|20/20 Awards||Best Foreign Language Film||Nominated|
|Academy Awards||Best Foreign Language Film||Won|
|Best Actress||Catherine Deneuve||Nominated|
|Awards Circuit Community Awards||Best Actress in a Leading Role||Nominated|
|British Academy Film Awards||Best Film Not in the English Language||Eric Heumann and Régis Wargnier||Nominated|
|César Awards||Best Film||Régis Wargnier||Nominated|
|Best Actress||Catherine Deneuve||Won|
|Best Supporting Actor||Jean Yanne||Nominated|
|Best Supporting Actress||Dominique Blanc||Won|
|Most Promising Actress||Linh Dan Pham||Nominated|
|Best Cinematography||François Catonné||Won|
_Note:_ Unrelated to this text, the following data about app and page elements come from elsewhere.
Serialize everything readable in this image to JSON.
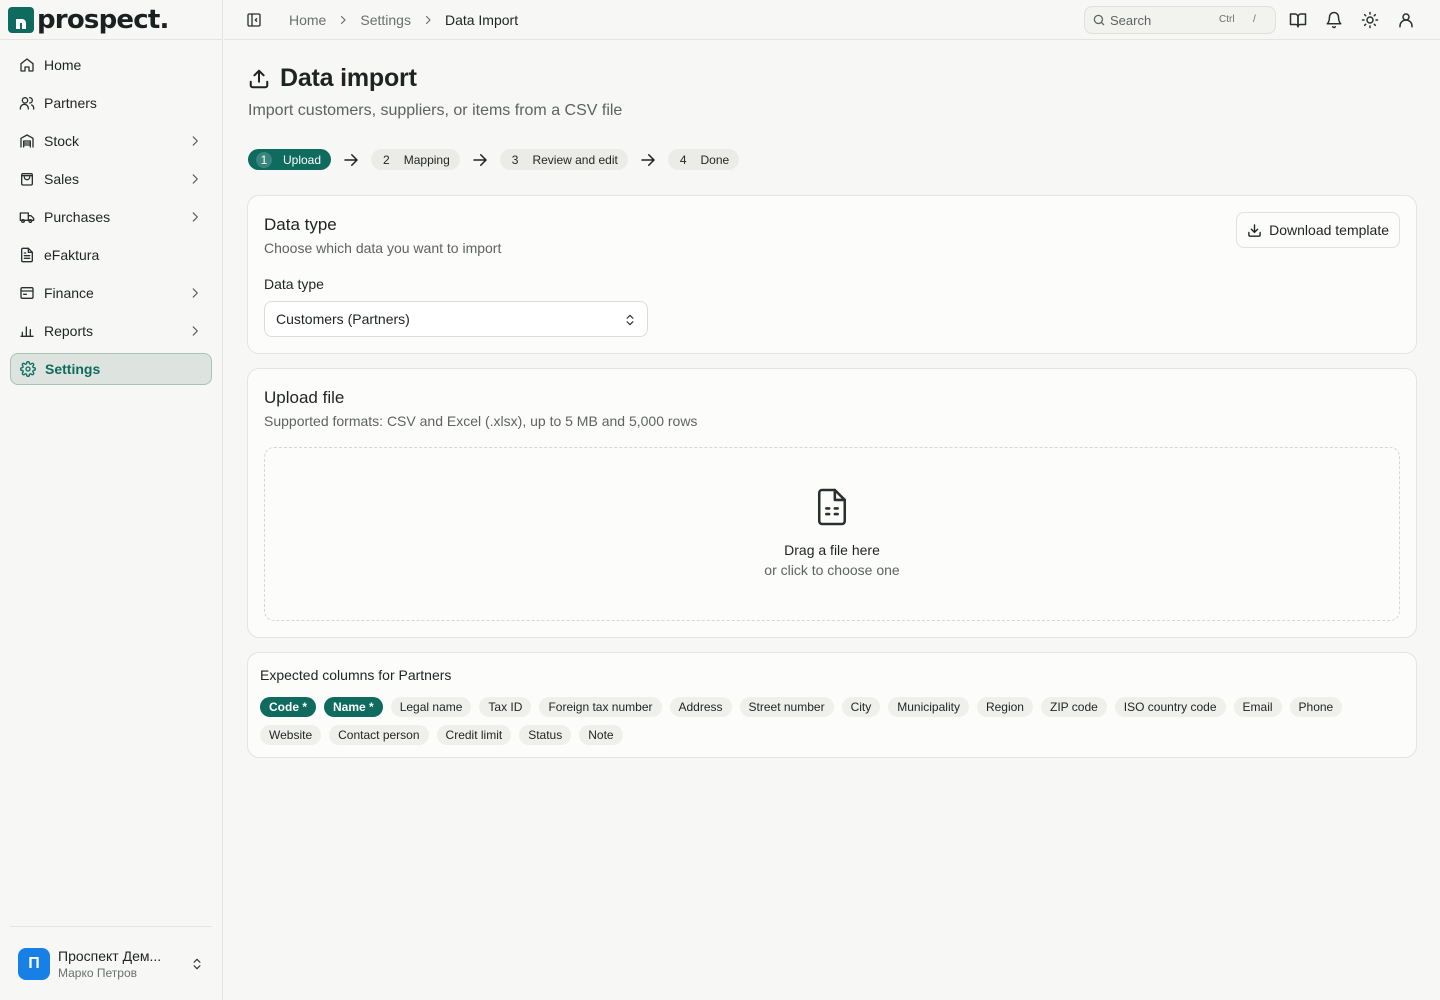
{
  "app": {
    "name": "prospect."
  },
  "sidebar": {
    "items": [
      {
        "label": "Home",
        "icon": "home-icon"
      },
      {
        "label": "Partners",
        "icon": "users-icon"
      },
      {
        "label": "Stock",
        "icon": "warehouse-icon",
        "expandable": true
      },
      {
        "label": "Sales",
        "icon": "shopping-bag-icon",
        "expandable": true
      },
      {
        "label": "Purchases",
        "icon": "truck-icon",
        "expandable": true
      },
      {
        "label": "eFaktura",
        "icon": "document-icon"
      },
      {
        "label": "Finance",
        "icon": "wallet-icon",
        "expandable": true
      },
      {
        "label": "Reports",
        "icon": "bar-chart-icon",
        "expandable": true
      },
      {
        "label": "Settings",
        "icon": "gear-icon",
        "active": true
      }
    ],
    "org": {
      "initial": "П",
      "name": "Проспект Дем...",
      "user": "Марко Петров",
      "avatar_color": "#1680e6"
    }
  },
  "topbar": {
    "breadcrumb": [
      "Home",
      "Settings",
      "Data Import"
    ],
    "search": {
      "label": "Search",
      "shortcut_key": "Ctrl",
      "shortcut_char": "/"
    }
  },
  "page": {
    "title": "Data import",
    "subtitle": "Import customers, suppliers, or items from a CSV file"
  },
  "steps": [
    {
      "num": "1",
      "label": "Upload",
      "active": true
    },
    {
      "num": "2",
      "label": "Mapping"
    },
    {
      "num": "3",
      "label": "Review and edit"
    },
    {
      "num": "4",
      "label": "Done"
    }
  ],
  "data_type_card": {
    "title": "Data type",
    "subtitle": "Choose which data you want to import",
    "download_label": "Download template",
    "field_label": "Data type",
    "selected_value": "Customers (Partners)"
  },
  "upload_card": {
    "title": "Upload file",
    "subtitle": "Supported formats: CSV and Excel (.xlsx), up to 5 MB and 5,000 rows",
    "drop_title": "Drag a file here",
    "drop_sub": "or click to choose one"
  },
  "columns_card": {
    "title": "Expected columns for Partners",
    "columns": [
      {
        "label": "Code *",
        "required": true
      },
      {
        "label": "Name *",
        "required": true
      },
      {
        "label": "Legal name"
      },
      {
        "label": "Tax ID"
      },
      {
        "label": "Foreign tax number"
      },
      {
        "label": "Address"
      },
      {
        "label": "Street number"
      },
      {
        "label": "City"
      },
      {
        "label": "Municipality"
      },
      {
        "label": "Region"
      },
      {
        "label": "ZIP code"
      },
      {
        "label": "ISO country code"
      },
      {
        "label": "Email"
      },
      {
        "label": "Phone"
      },
      {
        "label": "Website"
      },
      {
        "label": "Contact person"
      },
      {
        "label": "Credit limit"
      },
      {
        "label": "Status"
      },
      {
        "label": "Note"
      }
    ]
  },
  "colors": {
    "accent": "#0e6b5e",
    "background": "#f7f7f5",
    "card": "#fcfcfb"
  }
}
|Best Costume Design||Pierre-Yves Gayraud and Gabriella Pescucci||Nominated|
|Best Editing||Geneviève Winding||Nominated|
|Best Original Music||Patrick Doyle||Nominated|
|Best Production Design||Jacques Bufnoir||Won|
|Best Sound||Dominique Hennequin and Guillaume Sciama||Won|
|Dallas-Fort Worth Film Critics Association Awards||Best Foreign Language Film||Won|
|Golden Globe Awards||Best Foreign Language Film||Won|
|Goya Awards||Best European Film||Won|
|National Board of Review Awards||Top Five Foreign Language Films||Won|
|Best Foreign Language Film||Won|
|New York Film Critics Circle Awards||Best Foreign Language Film||3rd Place|
|Political Film Society Awards||Democracy||Won|
((cite web)): CS1 maint: url-status (link)